__EXERCISE AIM__.
Leaving out all images, return the entries below exactly.

Records contained in a dataset
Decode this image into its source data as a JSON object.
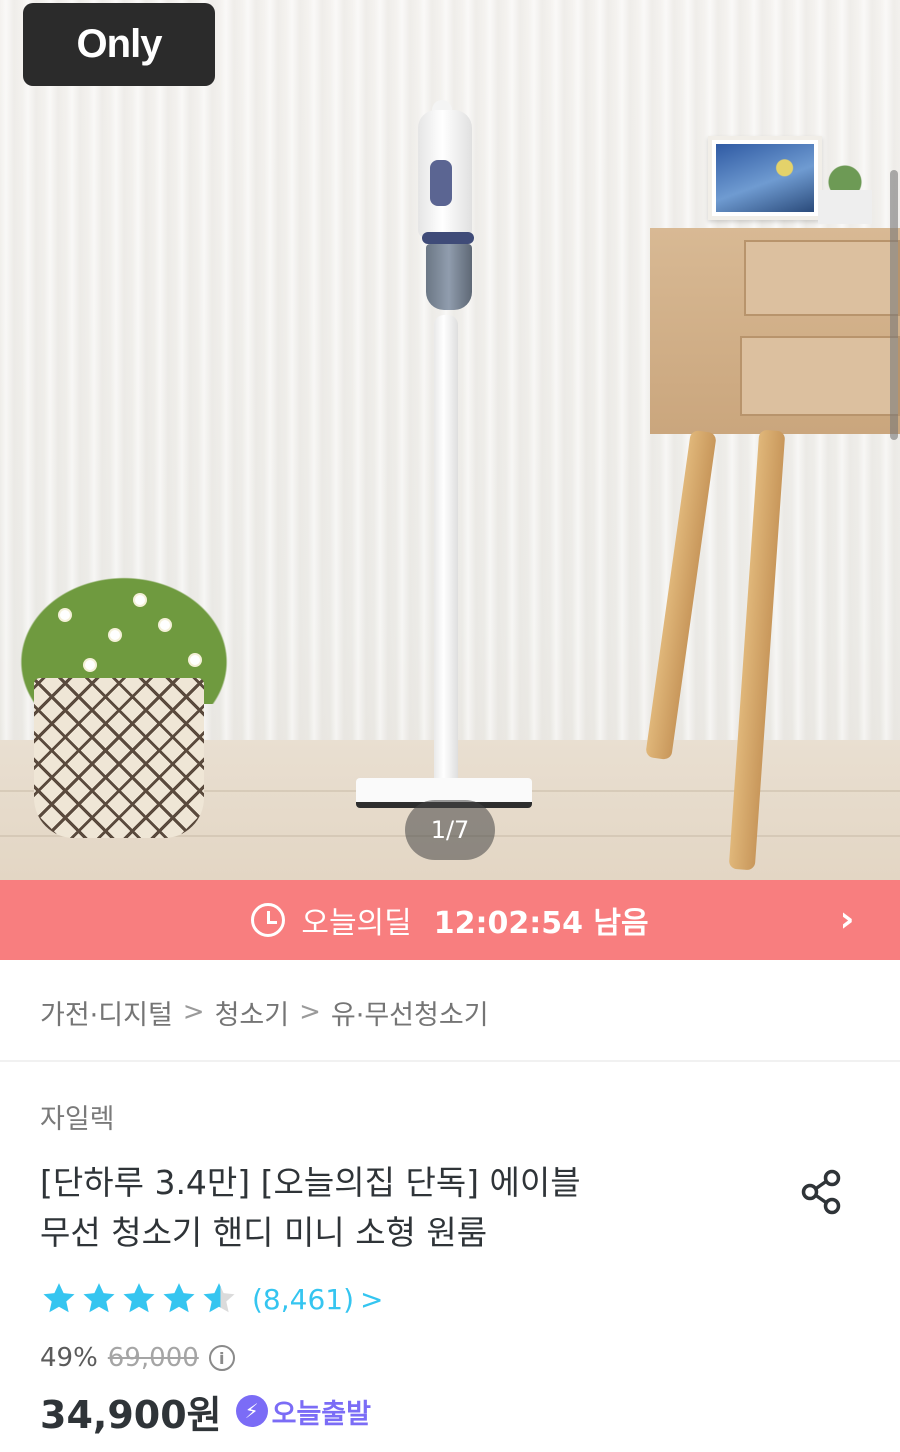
{
  "hero": {
    "badge": "Only",
    "pager": "1/7"
  },
  "deal_bar": {
    "label": "오늘의딜",
    "time_left": "12:02:54 남음"
  },
  "breadcrumb": {
    "items": [
      "가전·디지털",
      "청소기",
      "유·무선청소기"
    ]
  },
  "product": {
    "brand": "자일렉",
    "title_line1": "[단하루 3.4만] [오늘의집 단독] 에이블",
    "title_line2": "무선 청소기 핸디 미니 소형 원룸",
    "rating": 4.5,
    "review_count": "(8,461)",
    "discount": "49%",
    "original_price": "69,000",
    "final_price": "34,900원",
    "delivery_badge": "오늘출발"
  },
  "colors": {
    "deal_bar": "#f87e7f",
    "star": "#35c5f0",
    "delivery": "#7b6cf6"
  }
}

__OUTPUT BELOW__.
Decode this image into its source data as a JSON object.
{
  "hero": {
    "badge": "Only",
    "pager": "1/7"
  },
  "deal_bar": {
    "label": "오늘의딜",
    "time_left": "12:02:54 남음"
  },
  "breadcrumb": {
    "items": [
      "가전·디지털",
      "청소기",
      "유·무선청소기"
    ]
  },
  "product": {
    "brand": "자일렉",
    "title_line1": "[단하루 3.4만] [오늘의집 단독] 에이블",
    "title_line2": "무선 청소기 핸디 미니 소형 원룸",
    "rating": 4.5,
    "review_count": "(8,461)",
    "discount": "49%",
    "original_price": "69,000",
    "final_price": "34,900원",
    "delivery_badge": "오늘출발"
  },
  "colors": {
    "deal_bar": "#f87e7f",
    "star": "#35c5f0",
    "delivery": "#7b6cf6"
  }
}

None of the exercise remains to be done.